=== EXERCISE MATERIALS ===

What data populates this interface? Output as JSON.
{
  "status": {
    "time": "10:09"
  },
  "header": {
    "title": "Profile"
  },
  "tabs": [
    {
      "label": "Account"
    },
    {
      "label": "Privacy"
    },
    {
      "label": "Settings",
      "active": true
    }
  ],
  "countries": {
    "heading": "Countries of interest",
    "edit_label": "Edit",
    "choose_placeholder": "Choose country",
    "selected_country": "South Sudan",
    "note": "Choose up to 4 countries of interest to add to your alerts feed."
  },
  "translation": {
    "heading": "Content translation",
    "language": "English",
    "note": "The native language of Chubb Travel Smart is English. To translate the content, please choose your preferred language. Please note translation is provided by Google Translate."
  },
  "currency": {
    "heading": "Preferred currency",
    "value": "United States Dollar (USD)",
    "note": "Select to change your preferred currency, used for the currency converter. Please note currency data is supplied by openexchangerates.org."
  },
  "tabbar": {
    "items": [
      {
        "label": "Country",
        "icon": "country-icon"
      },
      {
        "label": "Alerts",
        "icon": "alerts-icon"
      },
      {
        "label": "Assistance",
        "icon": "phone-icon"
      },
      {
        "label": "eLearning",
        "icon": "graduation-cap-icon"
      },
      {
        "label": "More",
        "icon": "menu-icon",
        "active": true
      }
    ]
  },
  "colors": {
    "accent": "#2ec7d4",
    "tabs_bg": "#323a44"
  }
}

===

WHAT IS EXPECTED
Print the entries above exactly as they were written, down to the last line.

REPLY TO THE EXERCISE
What data populates this interface? Output as JSON.
{
  "status": {
    "time": "10:09"
  },
  "header": {
    "title": "Profile"
  },
  "tabs": [
    {
      "label": "Account"
    },
    {
      "label": "Privacy"
    },
    {
      "label": "Settings",
      "active": true
    }
  ],
  "countries": {
    "heading": "Countries of interest",
    "edit_label": "Edit",
    "choose_placeholder": "Choose country",
    "selected_country": "South Sudan",
    "note": "Choose up to 4 countries of interest to add to your alerts feed."
  },
  "translation": {
    "heading": "Content translation",
    "language": "English",
    "note": "The native language of Chubb Travel Smart is English. To translate the content, please choose your preferred language. Please note translation is provided by Google Translate."
  },
  "currency": {
    "heading": "Preferred currency",
    "value": "United States Dollar (USD)",
    "note": "Select to change your preferred currency, used for the currency converter. Please note currency data is supplied by openexchangerates.org."
  },
  "tabbar": {
    "items": [
      {
        "label": "Country",
        "icon": "country-icon"
      },
      {
        "label": "Alerts",
        "icon": "alerts-icon"
      },
      {
        "label": "Assistance",
        "icon": "phone-icon"
      },
      {
        "label": "eLearning",
        "icon": "graduation-cap-icon"
      },
      {
        "label": "More",
        "icon": "menu-icon",
        "active": true
      }
    ]
  },
  "colors": {
    "accent": "#2ec7d4",
    "tabs_bg": "#323a44"
  }
}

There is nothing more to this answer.